- Task objective:
Write out each line of the records that has "список" in it.

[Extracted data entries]
Content starts
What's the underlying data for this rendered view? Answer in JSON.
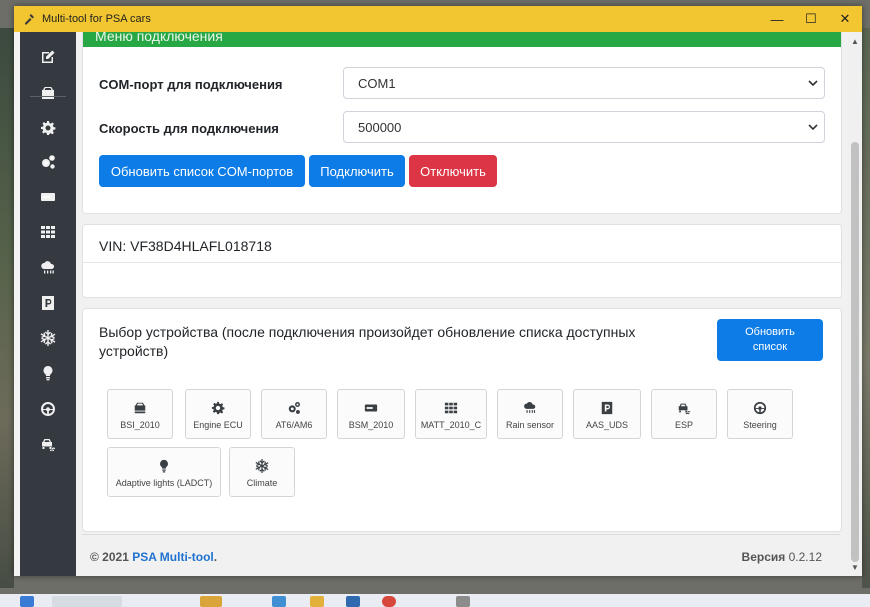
{
  "window": {
    "title": "Multi-tool for PSA cars"
  },
  "title_controls": {
    "minimize": "—",
    "maximize": "☐",
    "close": "✕"
  },
  "sidebar": {
    "items": [
      {
        "icon": "edit-icon"
      },
      {
        "icon": "car-ecu-icon"
      },
      {
        "icon": "gear-icon"
      },
      {
        "icon": "gears-icon"
      },
      {
        "icon": "module-icon"
      },
      {
        "icon": "grid-icon"
      },
      {
        "icon": "rain-sensor-icon"
      },
      {
        "icon": "parking-icon"
      },
      {
        "icon": "snowflake-icon"
      },
      {
        "icon": "bulb-icon"
      },
      {
        "icon": "steering-icon"
      },
      {
        "icon": "esp-car-icon"
      }
    ]
  },
  "connection": {
    "header": "Меню подключения",
    "port_label": "COM-порт для подключения",
    "port_value": "COM1",
    "speed_label": "Скорость для подключения",
    "speed_value": "500000",
    "btn_refresh_ports": "Обновить список COM-портов",
    "btn_connect": "Подключить",
    "btn_disconnect": "Отключить"
  },
  "vin": {
    "text": "VIN: VF38D4HLAFL018718"
  },
  "devices": {
    "title": "Выбор устройства (после подключения произойдет обновление списка доступных устройств)",
    "btn_refresh_line1": "Обновить",
    "btn_refresh_line2": "список",
    "tiles": [
      {
        "label": "BSI_2010",
        "icon": "car-ecu-icon"
      },
      {
        "label": "Engine ECU",
        "icon": "gear-icon"
      },
      {
        "label": "AT6/AM6",
        "icon": "gears-icon"
      },
      {
        "label": "BSM_2010",
        "icon": "module-icon"
      },
      {
        "label": "MATT_2010_C",
        "icon": "grid-icon"
      },
      {
        "label": "Rain sensor",
        "icon": "rain-sensor-icon"
      },
      {
        "label": "AAS_UDS",
        "icon": "parking-icon"
      },
      {
        "label": "ESP",
        "icon": "esp-car-icon"
      },
      {
        "label": "Steering",
        "icon": "steering-icon"
      },
      {
        "label": "Adaptive lights (LADCT)",
        "icon": "bulb-icon"
      },
      {
        "label": "Climate",
        "icon": "snowflake-icon"
      }
    ]
  },
  "footer": {
    "copyright": "© 2021",
    "brand": "PSA Multi-tool",
    "dot": ".",
    "version_label": "Версия",
    "version_value": "0.2.12"
  },
  "colors": {
    "title_bar": "#f2c631",
    "sidebar": "#343a40",
    "header_green": "#28a745",
    "primary": "#0d7ce6",
    "danger": "#dc3545"
  }
}
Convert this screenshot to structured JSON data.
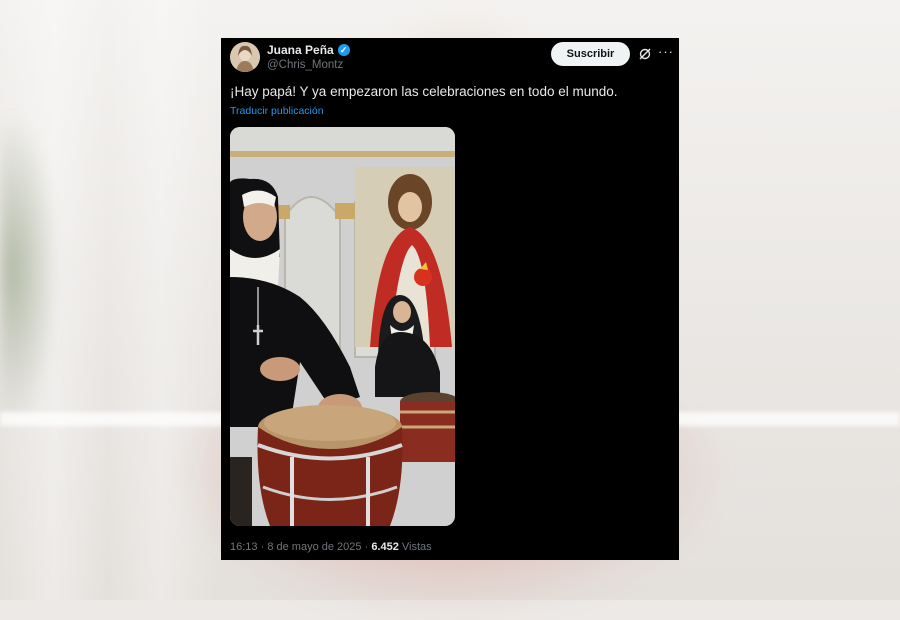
{
  "tweet": {
    "author_name": "Juana Peña",
    "author_handle": "@Chris_Montz",
    "subscribe_label": "Suscribir",
    "more_label": "···",
    "text": "¡Hay papá! Y ya empezaron las celebraciones en todo el mundo.",
    "translate_label": "Traducir publicación",
    "time": "16:13",
    "separator": "·",
    "date": "8 de mayo de 2025",
    "views_count": "6.452",
    "views_label": "Vistas"
  },
  "icons": {
    "verified": "verified-badge-icon",
    "grok": "grok-icon",
    "more": "more-options-icon"
  },
  "colors": {
    "card_bg": "#000000",
    "text_primary": "#e7e9ea",
    "text_secondary": "#71767b",
    "link": "#1d9bf0",
    "subscribe_bg": "#eff3f4"
  }
}
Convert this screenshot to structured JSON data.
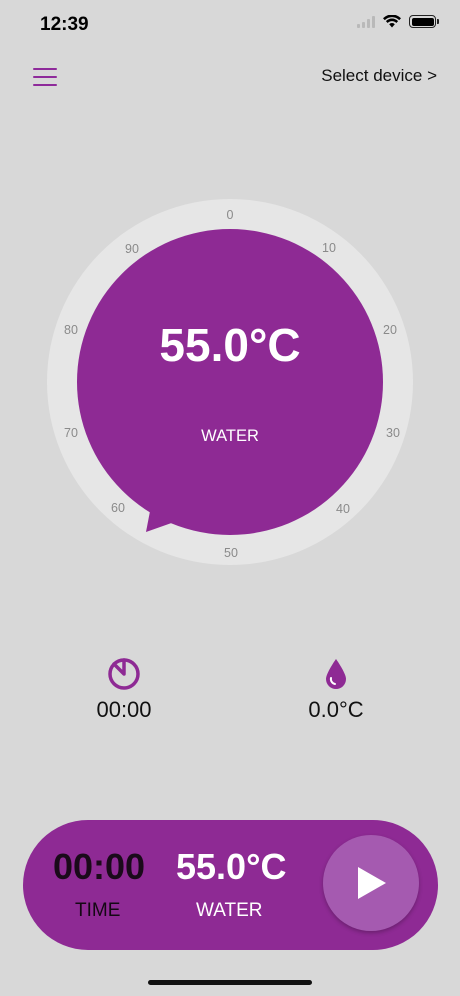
{
  "status": {
    "time": "12:39"
  },
  "header": {
    "menu_icon": "hamburger-menu-icon",
    "select_device": "Select device >"
  },
  "dial": {
    "temperature": "55.0°C",
    "mode": "WATER",
    "ticks": [
      "0",
      "10",
      "20",
      "30",
      "40",
      "50",
      "60",
      "70",
      "80",
      "90"
    ],
    "accent": "#8e2a94"
  },
  "stats": {
    "timer_icon": "timer-icon",
    "timer_value": "00:00",
    "drop_icon": "water-drop-icon",
    "drop_value": "0.0°C"
  },
  "bottom": {
    "time_value": "00:00",
    "time_label": "TIME",
    "temp_value": "55.0°C",
    "temp_label": "WATER",
    "play_icon": "play-icon"
  }
}
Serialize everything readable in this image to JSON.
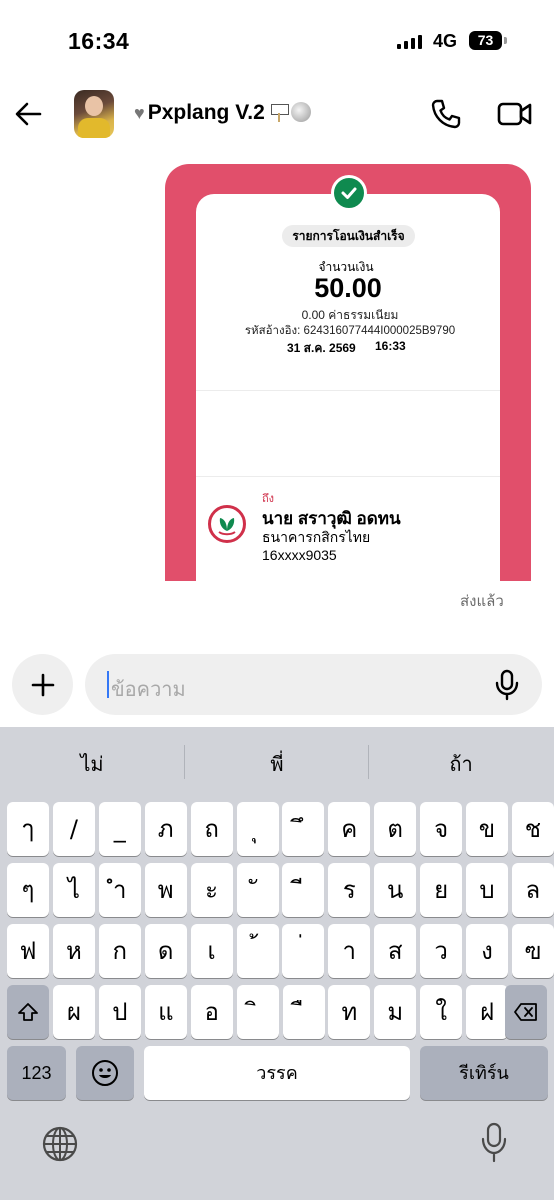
{
  "status_bar": {
    "time": "16:34",
    "network": "4G",
    "battery": "73"
  },
  "header": {
    "contact_name": "Pxplang V.2",
    "icons": [
      "back-arrow-icon",
      "heart-icon",
      "sign-icon",
      "disco-ball-icon",
      "phone-icon",
      "video-camera-icon"
    ]
  },
  "message": {
    "slip": {
      "status": "รายการโอนเงินสำเร็จ",
      "amount_label": "จำนวนเงิน",
      "amount": "50.00",
      "fee": "0.00 ค่าธรรมเนียม",
      "reference": "รหัสอ้างอิง: 624316077444I000025B9790",
      "date": "31 ส.ค. 2569",
      "time": "16:33",
      "to_label": "ถึง",
      "recipient_name": "นาย สราวุฒิ อดทน",
      "recipient_bank": "ธนาคารกสิกรไทย",
      "recipient_account": "16xxxx9035"
    },
    "status": "ส่งแล้ว",
    "accent_color": "#e14f6b",
    "success_color": "#0f8a4f"
  },
  "composer": {
    "placeholder": "ข้อความ"
  },
  "keyboard": {
    "suggestions": [
      "ไม่",
      "พี่",
      "ถ้า"
    ],
    "row1": [
      "ๅ",
      "/",
      "_",
      "ภ",
      "ถ",
      "ุ",
      "ึ",
      "ค",
      "ต",
      "จ",
      "ข",
      "ช"
    ],
    "row2": [
      "ๆ",
      "ไ",
      "ำ",
      "พ",
      "ะ",
      "ั",
      "ี",
      "ร",
      "น",
      "ย",
      "บ",
      "ล"
    ],
    "row3": [
      "ฟ",
      "ห",
      "ก",
      "ด",
      "เ",
      "้",
      "่",
      "า",
      "ส",
      "ว",
      "ง",
      "ฃ"
    ],
    "row4": [
      "ผ",
      "ป",
      "แ",
      "อ",
      "ิ",
      "ื",
      "ท",
      "ม",
      "ใ",
      "ฝ"
    ],
    "numbers_key": "123",
    "space_key": "วรรค",
    "return_key": "รีเทิร์น"
  }
}
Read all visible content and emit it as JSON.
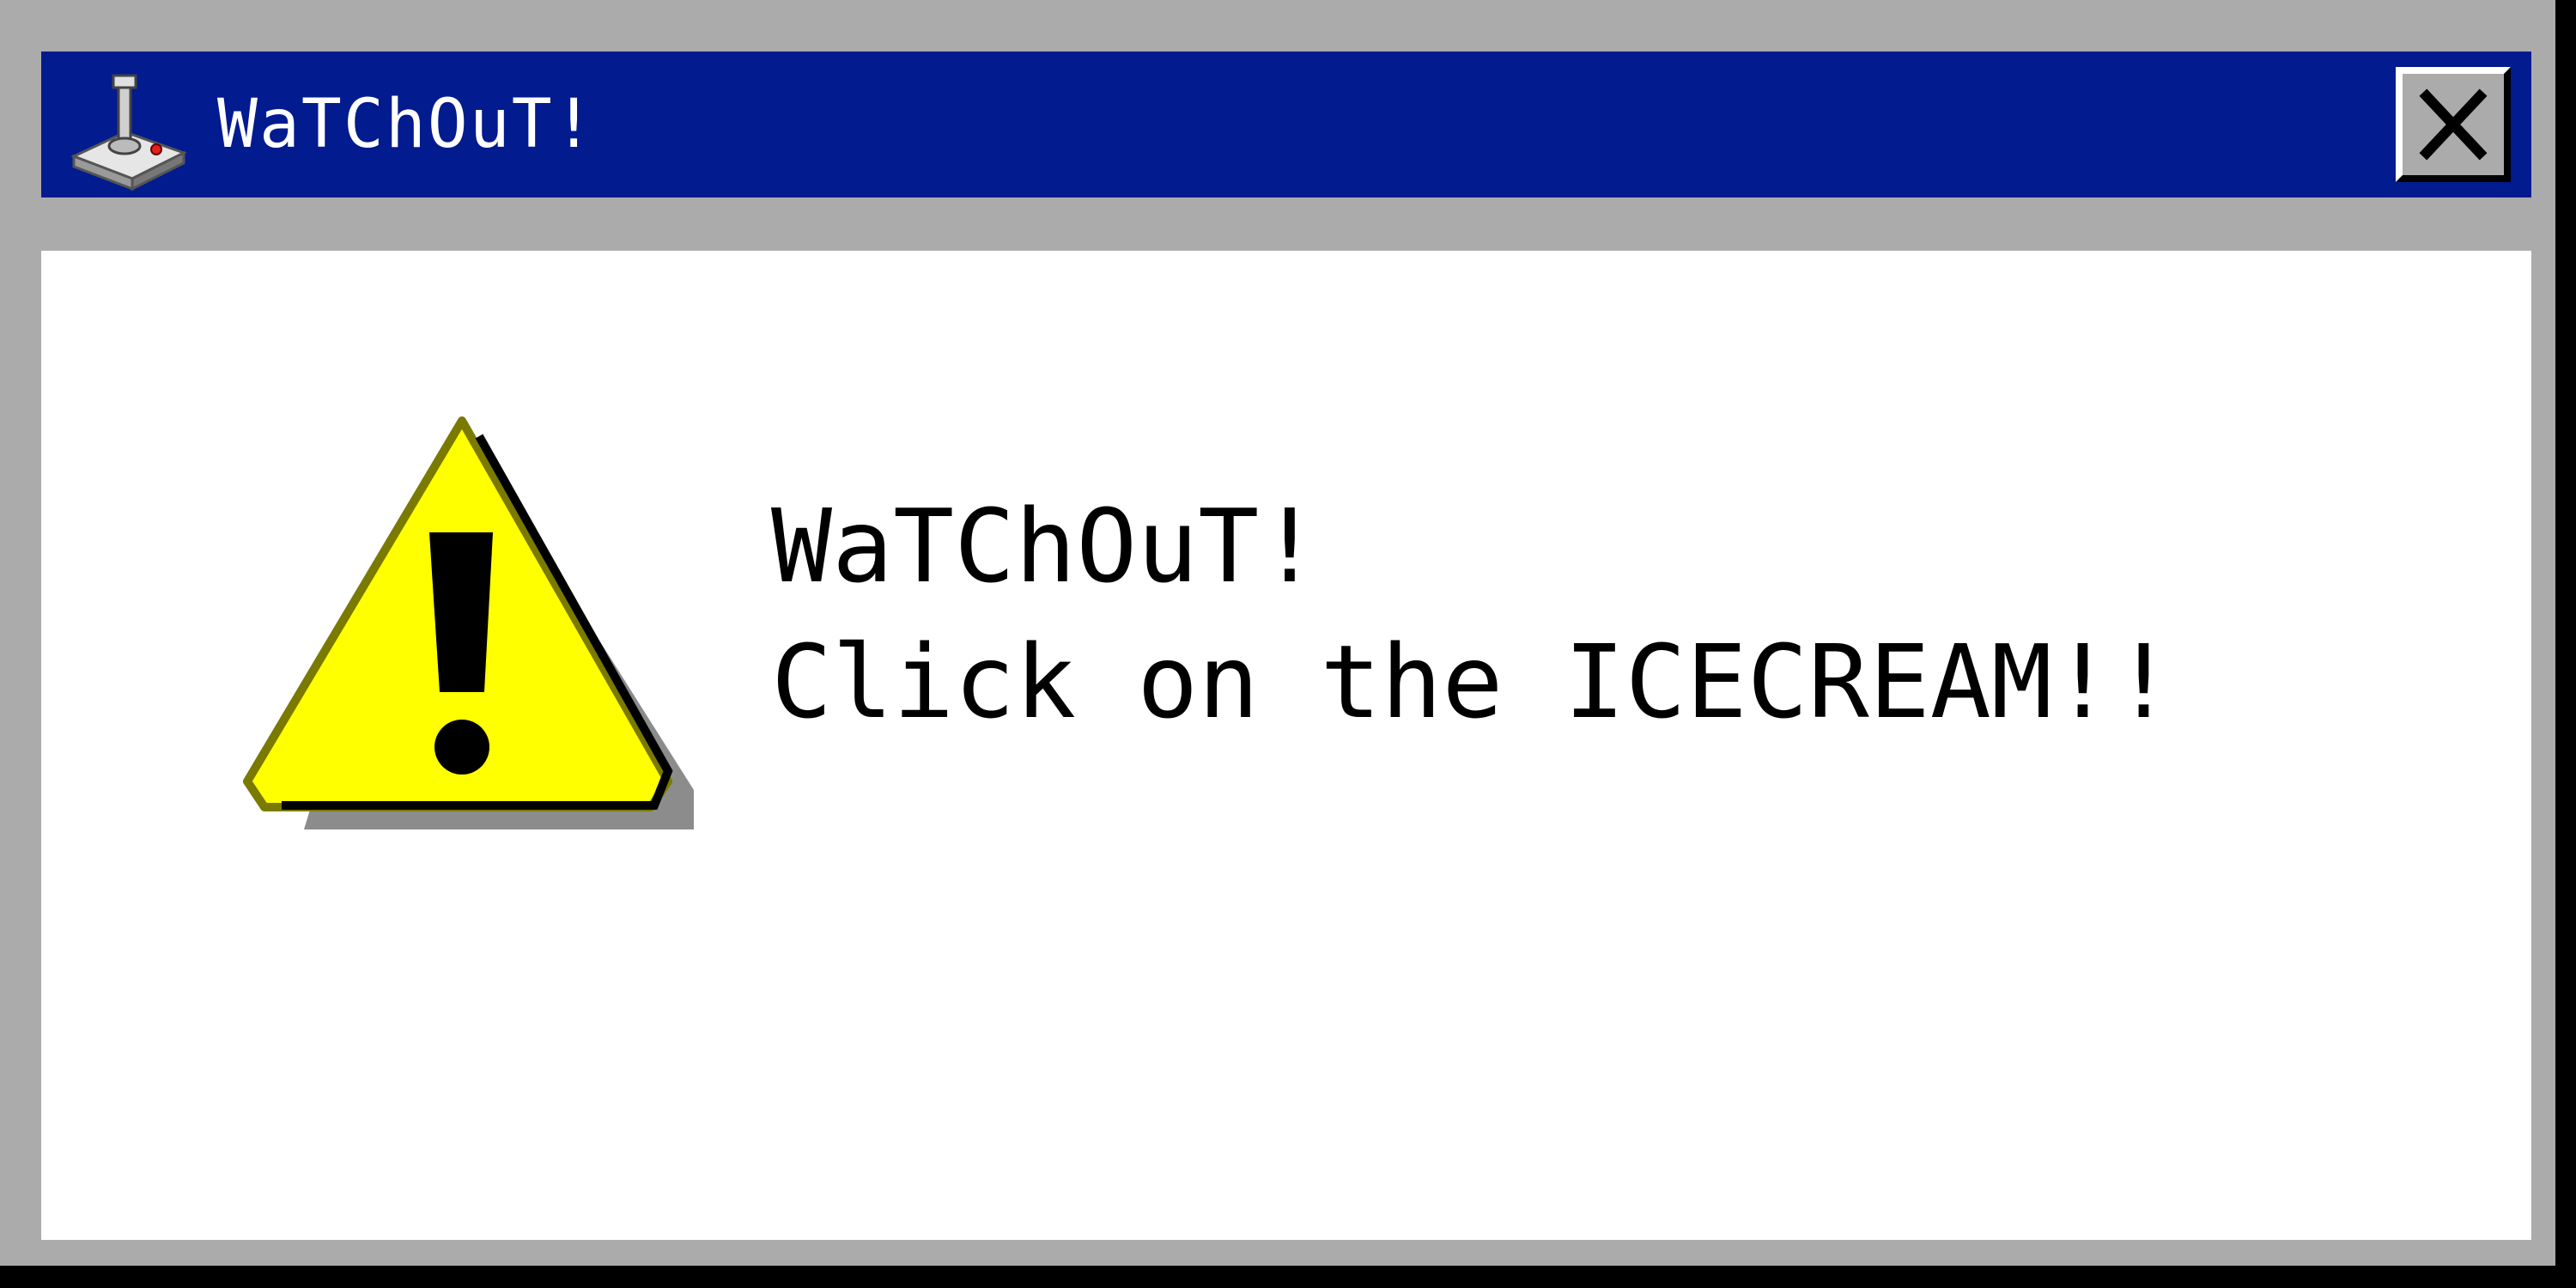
{
  "window": {
    "title": "WaTChOuT!",
    "app_icon": "joystick-icon",
    "close_icon": "close-icon"
  },
  "message": {
    "icon": "warning-icon",
    "line1": "WaTChOuT!",
    "line2": "Click on the ICECREAM!!"
  },
  "colors": {
    "titlebar": "#021b8f",
    "frame": "#ababab",
    "warning_yellow": "#ffff00"
  }
}
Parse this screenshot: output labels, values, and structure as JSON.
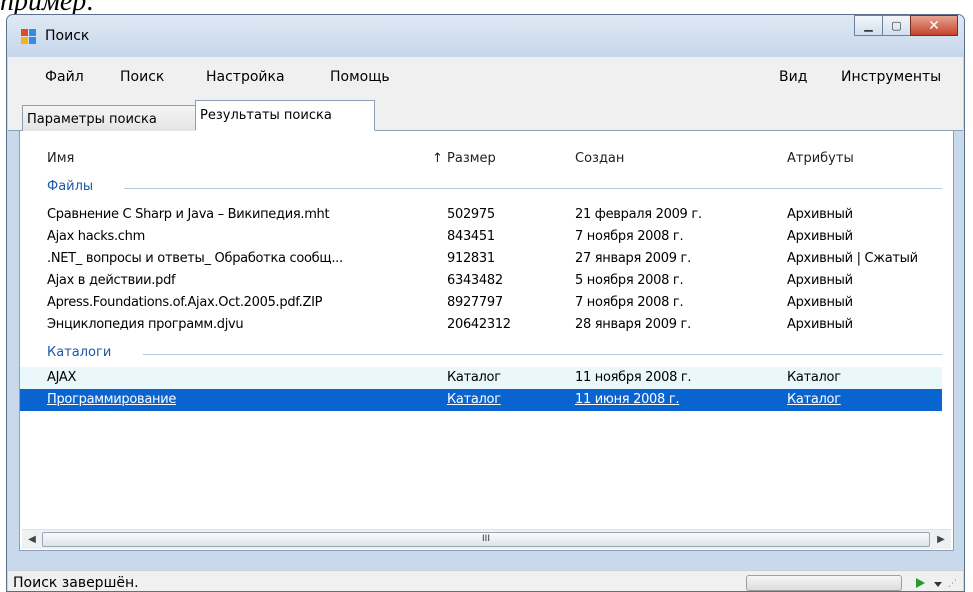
{
  "caption": "пример:",
  "window": {
    "title": "Поиск"
  },
  "menu": {
    "left": [
      "Файл",
      "Поиск",
      "Настройка",
      "Помощь"
    ],
    "right": [
      "Вид",
      "Инструменты"
    ]
  },
  "tabs": [
    {
      "label": "Параметры поиска",
      "active": false
    },
    {
      "label": "Результаты поиска",
      "active": true
    }
  ],
  "columns": [
    "Имя",
    "↑ Размер",
    "Создан",
    "Атрибуты"
  ],
  "groups": {
    "files": {
      "title": "Файлы",
      "rows": [
        [
          "Сравнение C Sharp и Java – Википедия.mht",
          "502975",
          "21 февраля 2009 г.",
          "Архивный"
        ],
        [
          "Ajax hacks.chm",
          "843451",
          "7 ноября 2008 г.",
          "Архивный"
        ],
        [
          ".NET_ вопросы и ответы_ Обработка сообщ...",
          "912831",
          "27 января 2009 г.",
          "Архивный | Сжатый"
        ],
        [
          "Ajax в действии.pdf",
          "6343482",
          "5 ноября 2008 г.",
          "Архивный"
        ],
        [
          "Apress.Foundations.of.Ajax.Oct.2005.pdf.ZIP",
          "8927797",
          "7 ноября 2008 г.",
          "Архивный"
        ],
        [
          "Энциклопедия программ.djvu",
          "20642312",
          "28 января 2009 г.",
          "Архивный"
        ]
      ]
    },
    "dirs": {
      "title": "Каталоги",
      "rows": [
        [
          "AJAX",
          "Каталог",
          "11 ноября 2008 г.",
          "Каталог"
        ],
        [
          "Программирование",
          "Каталог",
          "11 июня 2008 г.",
          "Каталог"
        ]
      ]
    }
  },
  "scrollbar": {
    "thumb_label": "III"
  },
  "status": {
    "text": "Поиск завершён."
  },
  "colors": {
    "selection": "#0a64d0",
    "group_title": "#1e58a8",
    "alt_row": "#eaf7fb"
  }
}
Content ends
- Result of the task:
    "btn_refresh_ports": "Обновить список COM-портов",
    "btn_refresh_line2": "список",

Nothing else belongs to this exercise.